Why did you choose a crime story for your latest novel? Or was it the story that chose you?

‘It Takes a Murder’ is actually a work of literary fiction, so the murder is one of several incidents that happen in Brooks Town and how it impacts and shapes other stories in the book.

Yes, I knew a place like Brooks Town, a place I had to get out of my system and of course writing about it didn’t help but at least it made for stories that had to be written about.

I may as well have you know that my previous novels for older readers, ‘Letters for Paul’ and ‘The Dollmakers’ Island (Gyaana Books 2010) involved crime in some way. In the first one, a girl becomes the tragic victim of an acid attack in a small town in India and there is also an unexplained murder that dates from an earlier period but it shapes all that Aditi, the protagonist, imagines and experiences in the book. ‘The Dollmakers’ Island’ has a more surreal crime, in that the narrator of the book, a woman called Leela loses her ‘voice’ and this allows every other story, some forgotten in history to float in and out of the book. That book like ‘It Takes a Murder’ also has several stories but I think now, too many of them.

What is more challenging? Writing for children or writing for adults? And what is more satisfying to you as a writer?

Both really. My fiction and non-fiction for young readers is mainly historical so one has to be careful and detailed with the research. Young readers are as rigorous and demanding as older ones, if not more. I love writing stories set in the past or those where I am able to have the reader involved in unravelling the puzzle. ‘The Dollmakers’ Island’ was one such experiment, and maybe I didn’t really succeed, because readers especially older ones like a story to be ‘explained’ to them, in fairly uncomplicated ways and of course I am a reader myself!

What are you working on now? Will you keep writing for both adults and children in future?

Yes of course, I hope I continue writing for both.

Am working on something commissioned and also on a long neglected manuscript which I hope will see the light of day like ‘It Takes a Murder’ just did. I finished this Murder book 5 years ago and let it sleep. Maybe it slept for a bit too long for I looked at it again only towards 2010 or so, and by then the book had changed, so had I, and perhaps the time was right to begin working on it. Books are like that, in many ways. You have to carry the idea, the thoughts and even the book itself in you for a while before you feel it’s ready to let go.

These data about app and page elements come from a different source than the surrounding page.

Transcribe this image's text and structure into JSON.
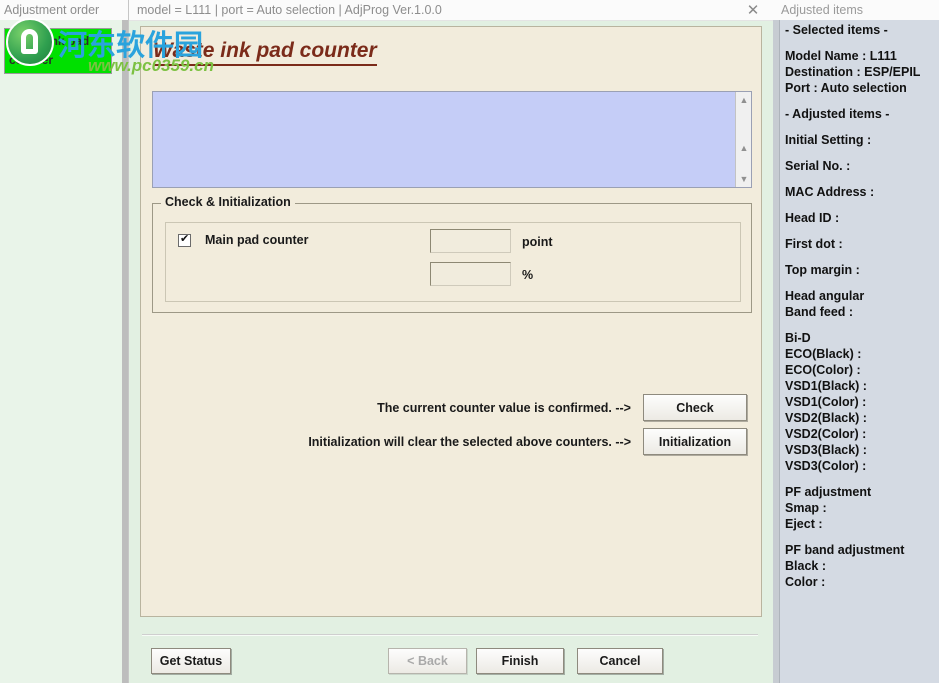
{
  "left_panel": {
    "titlebar": "Adjustment order",
    "selected_item": "Waste ink pad counter"
  },
  "main_window": {
    "titlebar": "model = L111 | port = Auto selection | AdjProg Ver.1.0.0",
    "close_icon": "close-icon",
    "heading": "Waste ink pad counter",
    "log_text": "",
    "groupbox": {
      "title": "Check & Initialization",
      "counter_label": "Main pad counter",
      "counter_checked": true,
      "point_value": "",
      "point_unit": "point",
      "percent_value": "",
      "percent_unit": "%"
    },
    "actions": [
      {
        "text": "The current counter value is confirmed. -->",
        "button": "Check"
      },
      {
        "text": "Initialization will clear the selected above counters. -->",
        "button": "Initialization"
      }
    ],
    "footer": {
      "get_status": "Get Status",
      "back": "< Back",
      "finish": "Finish",
      "cancel": "Cancel"
    }
  },
  "sidebar": {
    "titlebar": "Adjusted items",
    "lines": [
      "- Selected items -",
      "",
      "Model Name : L111",
      "Destination : ESP/EPIL",
      "Port : Auto selection",
      "",
      "- Adjusted items -",
      "",
      "Initial Setting :",
      "",
      "Serial No. :",
      "",
      "MAC Address :",
      "",
      "Head ID :",
      "",
      "First dot :",
      "",
      "Top margin :",
      "",
      "Head angular",
      " Band feed :",
      "",
      "Bi-D",
      " ECO(Black)  :",
      " ECO(Color)  :",
      " VSD1(Black) :",
      " VSD1(Color) :",
      " VSD2(Black) :",
      " VSD2(Color) :",
      " VSD3(Black) :",
      " VSD3(Color) :",
      "",
      "PF adjustment",
      "Smap :",
      "Eject :",
      "",
      "PF band adjustment",
      "Black :",
      "Color :"
    ]
  },
  "watermark": {
    "text_cn": "河东软件园",
    "text_url": "www.pc0359.cn",
    "logo_icon": "site-logo-icon"
  },
  "colors": {
    "window_bg": "#e2f0e2",
    "panel_bg": "#f2ecdc",
    "log_bg": "#c5cdf7",
    "heading": "#7b2b1a",
    "sidebar_bg": "#d4dae3",
    "selection": "#00e000"
  }
}
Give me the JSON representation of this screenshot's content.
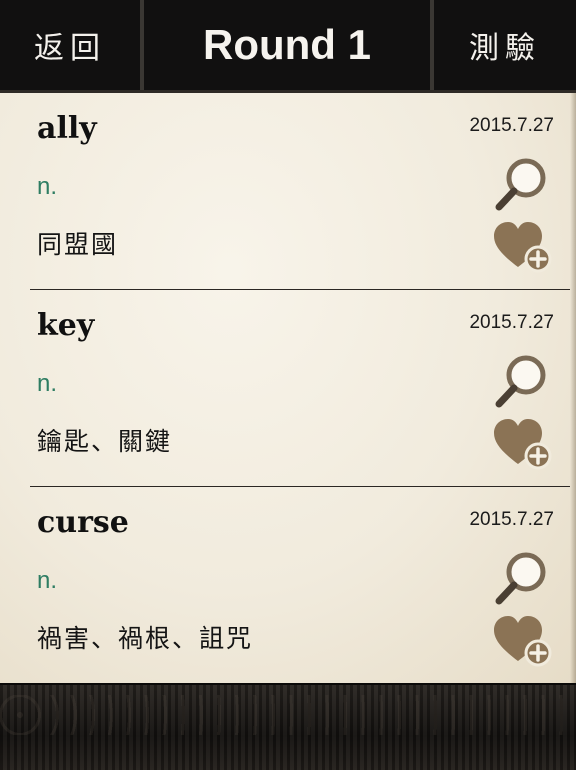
{
  "header": {
    "back_label": "返回",
    "title": "Round 1",
    "quiz_label": "測驗"
  },
  "entries": [
    {
      "word": "ally",
      "date": "2015.7.27",
      "pos": "n.",
      "meaning": "同盟國",
      "icons": [
        "search-icon",
        "favorite-add-icon"
      ]
    },
    {
      "word": "key",
      "date": "2015.7.27",
      "pos": "n.",
      "meaning": "鑰匙、關鍵",
      "icons": [
        "search-icon",
        "favorite-add-icon"
      ]
    },
    {
      "word": "curse",
      "date": "2015.7.27",
      "pos": "n.",
      "meaning": "禍害、禍根、詛咒",
      "icons": [
        "search-icon",
        "favorite-add-icon"
      ]
    }
  ],
  "colors": {
    "header_bg": "#111010",
    "paper_bg": "#f1ebdd",
    "pos_green": "#2e7d62",
    "icon_brown": "#8b7355"
  }
}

You are based in Singapore now for sometime. Will you write something set in Singapore or your books will always be set in India?

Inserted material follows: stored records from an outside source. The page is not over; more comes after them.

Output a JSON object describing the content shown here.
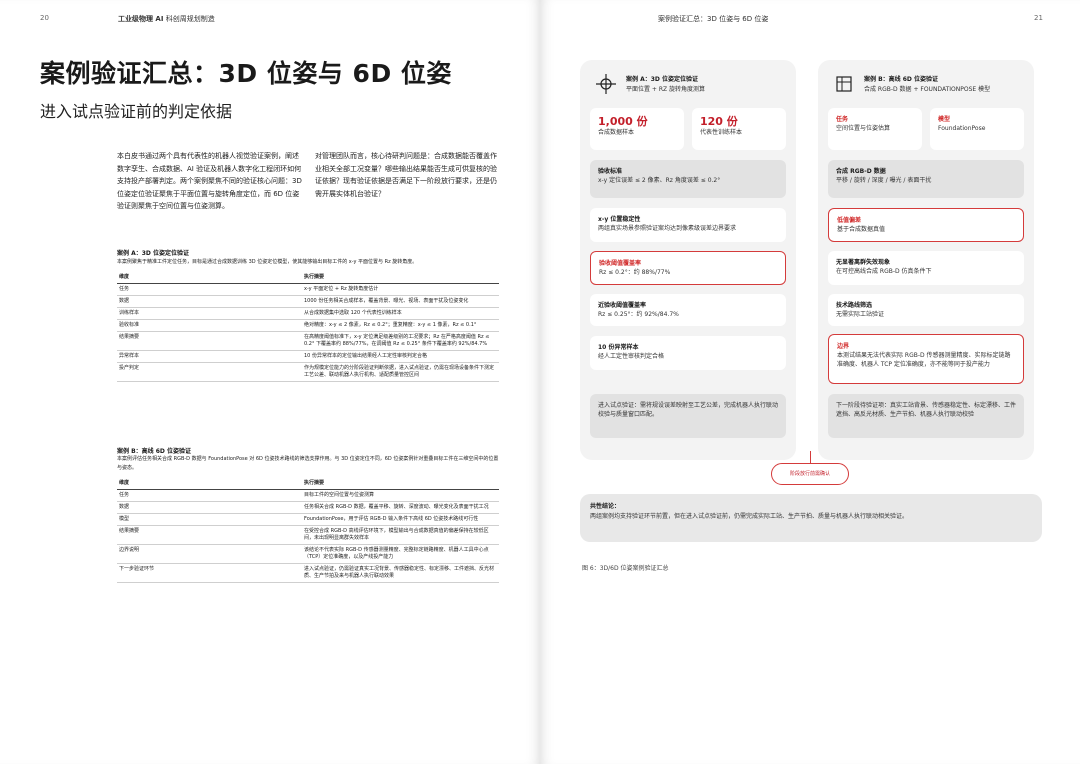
{
  "header": {
    "left_page_num": "20",
    "left_title_bold": "工业级物理 AI",
    "left_title_rest": " 科创周规划制造",
    "right_title": "案例验证汇总：3D 位姿与 6D 位姿",
    "right_page_num": "21"
  },
  "title": "案例验证汇总：3D 位姿与 6D 位姿",
  "subtitle": "进入试点验证前的判定依据",
  "intro": {
    "col1": "本白皮书通过两个具有代表性的机器人视觉验证案例，阐述数字孪生、合成数据、AI 验证及机器人数字化工程闭环如何支持投产部署判定。两个案例聚焦不同的验证核心问题：3D 位姿定位验证聚焦于平面位置与旋转角度定位，而 6D 位姿验证则聚焦于空间位置与位姿测算。",
    "col2": "对管理团队而言，核心待研判问题是：合成数据能否覆盖作业相关全部工况变量？哪些输出结果能否生成可供复核的验证依据？现有验证依据是否满足下一阶段放行要求，还是仍需开展实体机台验证？"
  },
  "section_a": {
    "title": "案例 A：3D 位姿定位验证",
    "desc": "本案例聚焦于精准工件定位任务，目标是通过合成数据训练 3D 位姿定位模型，使其能够输出目标工件的 x-y 平面位置与 Rz 旋转角度。",
    "headers": [
      "维度",
      "执行摘要"
    ],
    "rows": [
      [
        "任务",
        "x-y 平面定位 + Rz 旋转角度估计"
      ],
      [
        "数据",
        "1000 份任务相关合成样本，覆盖背景、曝光、视场、表面干扰及位姿变化"
      ],
      [
        "训练样本",
        "从合成数据集中选取 120 个代表性训练样本"
      ],
      [
        "验收标准",
        "绝对精度：x-y ≤ 2 像素，Rz ≤ 0.2°；重复精度：x-y ≤ 1 像素，Rz ≤ 0.1°"
      ],
      [
        "结果摘要",
        "在高精度阈值标准下，x-y 定位满足级差级别的工况要求；Rz 在严格高度阈值 Rz ≤ 0.2° 下覆盖率约 88%/77%，在调阈值 Rz ≤ 0.25° 条件下覆盖率约 92%/84.7%"
      ],
      [
        "异常样本",
        "10 份异常样本的定位输出结果经人工定性审核判定合格"
      ],
      [
        "投产判定",
        "作为规模定位能力的分阶段验证判断依据，进入试点验证，仍需在现场设备条件下测定工艺公差、联动机器人执行机构、适配质量管控区间"
      ]
    ]
  },
  "section_b": {
    "title": "案例 B：高线 6D 位姿验证",
    "desc": "本案例评估任务相关合成 RGB-D 数据与 FoundationPose 对 6D 位姿技术路线的筛选支撑作用。与 3D 位姿定位不同，6D 位姿案例针对重叠目标工件在三维空间中的位置与姿态。",
    "headers": [
      "维度",
      "执行摘要"
    ],
    "rows": [
      [
        "任务",
        "目标工件的空间位置与位姿测算"
      ],
      [
        "数据",
        "任务相关合成 RGB-D 数据，覆盖平移、旋转、深度波动、曝光变化及表面干扰工况"
      ],
      [
        "模型",
        "FoundationPose，用于评估 RGB-D 输入条件下高线 6D 位姿技术路线可行性"
      ],
      [
        "结果摘要",
        "在受控合成 RGB-D 高线评估环境下，模型输出与合成数据真值的偏差保持在较低区间，未出现明显离群失效样本"
      ],
      [
        "边界说明",
        "该结论不代表实际 RGB-D 传感器测量精度、完整标定链路精度、机器人工具中心点（TCP）定位准确度，以及产线投产能力"
      ],
      [
        "下一步验证环节",
        "进入试点验证，仍需验证真实工况背景、传感器稳定性、标定漂移、工件遮挡、反光材质、生产节拍及来与机器人执行联动效果"
      ]
    ]
  },
  "card_a": {
    "title": "案例 A：3D 位姿定位验证",
    "sub": "平面位置 + RZ 旋转角度测算",
    "stat1_value": "1,000 份",
    "stat1_label": "合成数据样本",
    "stat2_value": "120 份",
    "stat2_label": "代表性训练样本",
    "criteria_title": "验收标准",
    "criteria_text": "x-y 定位误差 ≤ 2 像素、Rz 角度误差 ≤ 0.2°",
    "xy_title": "x-y 位置稳定性",
    "xy_text": "两组真实场景参照验证案均达到像素级误差边界要求",
    "strict_title": "验收阈值覆盖率",
    "strict_text": "Rz ≤ 0.2°：约 88%/77%",
    "near_title": "近验收阈值覆盖率",
    "near_text": "Rz ≤ 0.25°：约 92%/84.7%",
    "anomaly_title": "10 份异常样本",
    "anomaly_text": "经人工定性审核判定合格",
    "next_text": "进入试点验证：需将规设误差映射至工艺公差，完成机器人执行联动校验与质量窗口匹配。"
  },
  "card_b": {
    "title": "案例 B：高线 6D 位姿验证",
    "sub": "合成 RGB-D 数据 + FOUNDATIONPOSE 模型",
    "task_title": "任务",
    "task_text": "空间位置与位姿估算",
    "model_title": "模型",
    "model_text": "FoundationPose",
    "data_title": "合成 RGB-D 数据",
    "data_text": "平移 / 旋转 / 深度 / 曝光 / 表面干扰",
    "dev_title": "低值偏差",
    "dev_text": "基于合成数据真值",
    "fail_title": "无显著离群失效现象",
    "fail_text": "在可控高线合成 RGB-D 仿真条件下",
    "route_title": "技术路线筛选",
    "route_text": "无需实际工站验证",
    "bound_title": "边界",
    "bound_text": "本测试结果无法代表实际 RGB-D 传感器测量精度、实际标定链路准确度、机器人 TCP 定位准确度，亦不能等同于投产能力",
    "next_text": "下一阶段待验证项：真实工站背景、传感器稳定性、标定漂移、工件遮挡、高反光材质、生产节拍、机器人执行联动校验"
  },
  "pill_label": "阶段放行前需确认",
  "conclusion": {
    "title": "共性结论：",
    "text": "两组案例均支持验证环节前置，但在进入试点验证前，仍需完成实际工站、生产节拍、质量与机器人执行联动相关验证。"
  },
  "caption": "图 6：3D/6D 位姿案例验证汇总",
  "colors": {
    "accent": "#c31f2a",
    "card_bg": "#f3f3f3",
    "box_grey": "#e2e2e2"
  },
  "icons": {
    "card_a": "crosshair-icon",
    "card_b": "cube-icon"
  }
}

I’d like to, and yes have worked on something. And then there are old manuscripts I haven’t quite discarded yet with stories set in India.

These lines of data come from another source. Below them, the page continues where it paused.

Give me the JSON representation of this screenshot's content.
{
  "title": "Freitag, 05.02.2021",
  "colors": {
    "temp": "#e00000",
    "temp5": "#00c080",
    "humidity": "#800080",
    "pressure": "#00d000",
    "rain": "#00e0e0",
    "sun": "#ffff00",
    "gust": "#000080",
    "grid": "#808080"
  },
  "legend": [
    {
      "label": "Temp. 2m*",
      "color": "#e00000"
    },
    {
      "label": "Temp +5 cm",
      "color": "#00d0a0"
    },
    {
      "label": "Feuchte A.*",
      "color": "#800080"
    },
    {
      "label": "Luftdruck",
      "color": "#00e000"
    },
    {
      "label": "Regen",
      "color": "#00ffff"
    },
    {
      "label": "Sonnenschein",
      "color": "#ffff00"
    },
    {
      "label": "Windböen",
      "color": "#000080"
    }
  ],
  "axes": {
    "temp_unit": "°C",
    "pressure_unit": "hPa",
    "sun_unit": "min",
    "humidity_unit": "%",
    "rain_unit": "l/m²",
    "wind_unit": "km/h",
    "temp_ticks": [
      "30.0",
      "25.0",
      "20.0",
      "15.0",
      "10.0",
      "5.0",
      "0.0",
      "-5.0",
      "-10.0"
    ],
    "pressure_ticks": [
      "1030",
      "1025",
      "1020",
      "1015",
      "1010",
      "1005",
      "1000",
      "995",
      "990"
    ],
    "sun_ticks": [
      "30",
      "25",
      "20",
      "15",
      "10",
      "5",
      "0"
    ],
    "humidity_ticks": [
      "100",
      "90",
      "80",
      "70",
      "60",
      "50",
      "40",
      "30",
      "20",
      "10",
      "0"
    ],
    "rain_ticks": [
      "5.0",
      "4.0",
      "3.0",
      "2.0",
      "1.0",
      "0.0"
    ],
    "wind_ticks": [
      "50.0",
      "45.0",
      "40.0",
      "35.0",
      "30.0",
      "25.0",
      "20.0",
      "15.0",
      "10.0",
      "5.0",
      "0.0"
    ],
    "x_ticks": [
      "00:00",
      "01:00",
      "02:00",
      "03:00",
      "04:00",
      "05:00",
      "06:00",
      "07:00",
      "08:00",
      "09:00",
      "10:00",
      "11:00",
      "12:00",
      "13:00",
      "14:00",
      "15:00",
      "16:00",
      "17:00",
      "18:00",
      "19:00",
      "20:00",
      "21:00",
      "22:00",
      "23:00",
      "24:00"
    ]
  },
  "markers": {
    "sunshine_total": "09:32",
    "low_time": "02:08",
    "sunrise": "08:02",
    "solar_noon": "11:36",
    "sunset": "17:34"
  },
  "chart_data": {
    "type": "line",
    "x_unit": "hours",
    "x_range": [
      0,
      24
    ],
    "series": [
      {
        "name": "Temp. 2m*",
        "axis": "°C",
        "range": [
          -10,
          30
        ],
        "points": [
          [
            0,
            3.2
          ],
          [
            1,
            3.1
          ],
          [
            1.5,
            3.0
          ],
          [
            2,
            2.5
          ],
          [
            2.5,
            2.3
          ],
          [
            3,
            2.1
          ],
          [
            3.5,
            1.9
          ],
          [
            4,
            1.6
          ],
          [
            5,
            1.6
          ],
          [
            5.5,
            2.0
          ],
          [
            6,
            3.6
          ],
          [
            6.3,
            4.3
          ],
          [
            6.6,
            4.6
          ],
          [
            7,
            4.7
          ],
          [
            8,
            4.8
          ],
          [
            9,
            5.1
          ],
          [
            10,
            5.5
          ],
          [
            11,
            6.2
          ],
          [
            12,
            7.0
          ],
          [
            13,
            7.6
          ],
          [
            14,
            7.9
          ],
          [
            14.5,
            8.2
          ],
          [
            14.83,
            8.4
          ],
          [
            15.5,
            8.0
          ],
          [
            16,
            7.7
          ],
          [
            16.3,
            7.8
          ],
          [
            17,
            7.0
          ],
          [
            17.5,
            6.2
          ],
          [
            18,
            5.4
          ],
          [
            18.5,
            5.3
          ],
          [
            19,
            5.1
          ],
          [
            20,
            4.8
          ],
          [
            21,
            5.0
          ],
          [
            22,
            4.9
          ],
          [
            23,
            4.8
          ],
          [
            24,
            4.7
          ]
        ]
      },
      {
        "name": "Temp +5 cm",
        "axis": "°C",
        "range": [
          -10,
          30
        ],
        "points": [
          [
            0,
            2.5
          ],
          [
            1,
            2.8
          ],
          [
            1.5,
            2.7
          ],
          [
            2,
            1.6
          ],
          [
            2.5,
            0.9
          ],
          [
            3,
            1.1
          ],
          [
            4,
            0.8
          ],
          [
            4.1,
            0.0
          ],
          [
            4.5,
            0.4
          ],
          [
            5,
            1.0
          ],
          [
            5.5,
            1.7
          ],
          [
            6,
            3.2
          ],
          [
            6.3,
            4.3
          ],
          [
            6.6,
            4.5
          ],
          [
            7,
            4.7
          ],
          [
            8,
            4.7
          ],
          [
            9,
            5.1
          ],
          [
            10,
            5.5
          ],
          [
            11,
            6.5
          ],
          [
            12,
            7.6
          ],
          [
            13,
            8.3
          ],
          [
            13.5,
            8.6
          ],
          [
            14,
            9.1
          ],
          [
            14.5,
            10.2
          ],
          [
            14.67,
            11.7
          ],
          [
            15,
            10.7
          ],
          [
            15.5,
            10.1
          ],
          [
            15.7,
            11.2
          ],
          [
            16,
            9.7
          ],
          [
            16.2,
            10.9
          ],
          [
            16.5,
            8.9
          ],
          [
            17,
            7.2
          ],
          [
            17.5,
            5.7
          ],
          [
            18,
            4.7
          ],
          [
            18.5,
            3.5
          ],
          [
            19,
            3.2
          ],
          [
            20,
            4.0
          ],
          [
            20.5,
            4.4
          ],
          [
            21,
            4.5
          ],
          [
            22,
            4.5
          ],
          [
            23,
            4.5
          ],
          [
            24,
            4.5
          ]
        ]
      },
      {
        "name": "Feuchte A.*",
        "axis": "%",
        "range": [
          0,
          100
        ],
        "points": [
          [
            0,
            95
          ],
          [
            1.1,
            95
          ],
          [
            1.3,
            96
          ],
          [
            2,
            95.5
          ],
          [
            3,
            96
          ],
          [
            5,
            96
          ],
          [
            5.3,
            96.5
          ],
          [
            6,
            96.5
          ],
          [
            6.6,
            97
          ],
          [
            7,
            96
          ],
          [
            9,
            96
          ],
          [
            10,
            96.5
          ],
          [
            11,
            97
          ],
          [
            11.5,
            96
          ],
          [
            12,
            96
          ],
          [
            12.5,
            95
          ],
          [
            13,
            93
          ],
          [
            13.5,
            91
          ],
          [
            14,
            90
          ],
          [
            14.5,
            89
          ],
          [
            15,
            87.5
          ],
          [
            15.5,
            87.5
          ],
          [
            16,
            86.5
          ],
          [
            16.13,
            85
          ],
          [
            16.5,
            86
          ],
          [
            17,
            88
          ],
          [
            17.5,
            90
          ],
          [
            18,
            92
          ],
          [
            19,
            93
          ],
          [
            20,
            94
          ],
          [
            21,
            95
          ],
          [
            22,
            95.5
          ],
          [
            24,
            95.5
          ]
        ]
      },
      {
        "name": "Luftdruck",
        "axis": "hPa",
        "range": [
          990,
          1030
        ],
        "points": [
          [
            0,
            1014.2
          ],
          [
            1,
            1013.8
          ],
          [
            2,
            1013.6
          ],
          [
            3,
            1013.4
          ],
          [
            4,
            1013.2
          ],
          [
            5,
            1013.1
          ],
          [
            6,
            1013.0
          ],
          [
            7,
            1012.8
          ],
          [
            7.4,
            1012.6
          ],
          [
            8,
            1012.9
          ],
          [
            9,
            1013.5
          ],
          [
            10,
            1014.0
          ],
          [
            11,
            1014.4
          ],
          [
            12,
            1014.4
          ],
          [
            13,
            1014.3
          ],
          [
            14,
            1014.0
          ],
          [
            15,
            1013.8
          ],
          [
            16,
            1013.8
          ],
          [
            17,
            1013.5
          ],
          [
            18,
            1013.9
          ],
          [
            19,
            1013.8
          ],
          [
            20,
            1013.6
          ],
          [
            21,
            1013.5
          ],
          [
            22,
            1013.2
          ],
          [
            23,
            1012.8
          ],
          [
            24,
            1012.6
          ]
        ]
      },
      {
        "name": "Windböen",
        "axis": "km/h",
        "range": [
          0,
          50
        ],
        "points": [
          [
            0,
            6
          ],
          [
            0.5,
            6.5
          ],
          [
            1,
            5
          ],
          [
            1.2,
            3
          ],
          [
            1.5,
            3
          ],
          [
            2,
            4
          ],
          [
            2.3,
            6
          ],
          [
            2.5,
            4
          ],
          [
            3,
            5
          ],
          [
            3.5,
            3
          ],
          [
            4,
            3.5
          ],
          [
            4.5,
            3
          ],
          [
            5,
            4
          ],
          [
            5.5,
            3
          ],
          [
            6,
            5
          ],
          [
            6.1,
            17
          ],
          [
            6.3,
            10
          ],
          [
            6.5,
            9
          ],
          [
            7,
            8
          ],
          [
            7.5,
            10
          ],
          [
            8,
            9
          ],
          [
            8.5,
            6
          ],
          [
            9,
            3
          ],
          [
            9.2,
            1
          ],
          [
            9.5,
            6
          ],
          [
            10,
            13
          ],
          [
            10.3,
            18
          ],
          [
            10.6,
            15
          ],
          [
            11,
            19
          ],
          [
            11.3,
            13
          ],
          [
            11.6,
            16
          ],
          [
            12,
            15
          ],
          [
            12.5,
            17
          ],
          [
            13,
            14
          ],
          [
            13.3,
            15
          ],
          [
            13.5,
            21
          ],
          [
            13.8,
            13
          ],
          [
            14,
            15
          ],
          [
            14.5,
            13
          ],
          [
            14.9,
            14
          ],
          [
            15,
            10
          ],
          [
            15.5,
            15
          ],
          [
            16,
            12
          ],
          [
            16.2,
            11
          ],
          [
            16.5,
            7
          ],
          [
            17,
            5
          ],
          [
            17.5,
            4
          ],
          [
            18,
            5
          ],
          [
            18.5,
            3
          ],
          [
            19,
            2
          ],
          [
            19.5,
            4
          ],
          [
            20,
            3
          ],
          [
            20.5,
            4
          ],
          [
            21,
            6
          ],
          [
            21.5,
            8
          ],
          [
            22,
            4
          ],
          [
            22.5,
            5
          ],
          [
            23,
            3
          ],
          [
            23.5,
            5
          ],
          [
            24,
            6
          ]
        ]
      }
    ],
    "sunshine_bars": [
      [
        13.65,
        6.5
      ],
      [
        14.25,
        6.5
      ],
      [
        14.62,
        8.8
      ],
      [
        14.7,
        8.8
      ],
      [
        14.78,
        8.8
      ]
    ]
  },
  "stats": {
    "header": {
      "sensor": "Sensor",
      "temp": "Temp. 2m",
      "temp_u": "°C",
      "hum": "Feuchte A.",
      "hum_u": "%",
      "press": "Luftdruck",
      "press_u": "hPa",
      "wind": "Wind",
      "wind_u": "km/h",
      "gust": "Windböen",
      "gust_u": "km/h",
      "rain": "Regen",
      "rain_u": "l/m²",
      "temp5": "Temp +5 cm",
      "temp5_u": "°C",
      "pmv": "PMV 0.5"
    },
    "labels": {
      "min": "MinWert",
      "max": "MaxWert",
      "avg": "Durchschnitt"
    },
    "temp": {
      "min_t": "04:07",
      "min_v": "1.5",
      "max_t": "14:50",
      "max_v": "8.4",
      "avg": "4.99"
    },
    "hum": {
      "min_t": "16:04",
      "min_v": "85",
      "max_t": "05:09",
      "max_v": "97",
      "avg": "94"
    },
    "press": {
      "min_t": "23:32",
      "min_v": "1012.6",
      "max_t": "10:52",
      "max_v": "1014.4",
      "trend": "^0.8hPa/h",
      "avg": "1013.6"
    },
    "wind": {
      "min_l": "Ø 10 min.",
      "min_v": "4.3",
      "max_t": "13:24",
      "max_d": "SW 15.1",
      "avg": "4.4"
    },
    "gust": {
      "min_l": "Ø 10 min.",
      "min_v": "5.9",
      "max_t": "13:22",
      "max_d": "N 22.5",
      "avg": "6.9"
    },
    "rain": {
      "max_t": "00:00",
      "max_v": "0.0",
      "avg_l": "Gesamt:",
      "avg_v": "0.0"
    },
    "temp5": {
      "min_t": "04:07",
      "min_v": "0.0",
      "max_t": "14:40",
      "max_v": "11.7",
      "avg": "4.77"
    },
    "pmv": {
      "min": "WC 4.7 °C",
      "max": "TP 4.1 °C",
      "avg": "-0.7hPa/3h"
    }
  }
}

Am a bit diffident though. The other day, I met a writer who told me one could only write about a place one has stayed in for at least five years. I found that demarcation strange and hard to follow. The real Brooks Town was a place I stayed in for just three years or even less, and a writer or anyone will have her own different way of seeing the world and things. Its why we read, we make friends, or do anything at all, and being rootless also means you find a home somewhere. Being a writer also means, as I have hopefully learnt from other writers, is that you can’t really think of borders first. What matters is how you tell the story, you’d know this too, right?

How do you find the writing scene in Singapore?

I am not sure how to answer this (smiles). Well for one, writers are wonderfully supported by institutions such as the Arts Council and the Books Council. I have found the Books Council headed by Mr. Ramachandran very supportive and encouraging, and they have invested a lot in every way in children’s literature. But a writing scene to be vibrant needs readers to challenge them in every way, and this is a universal issue really. For little is invested in literature and the liberal arts by and large, so a reader is then unable to learn for herself what good writing and literature is all about, and the kind of books that will get written and published will then depend on the kind of reader you bring about. Very many readers will want a quick racy read, because we have lost the time that is necessary to invest in a different kind of book and that can only be a pity.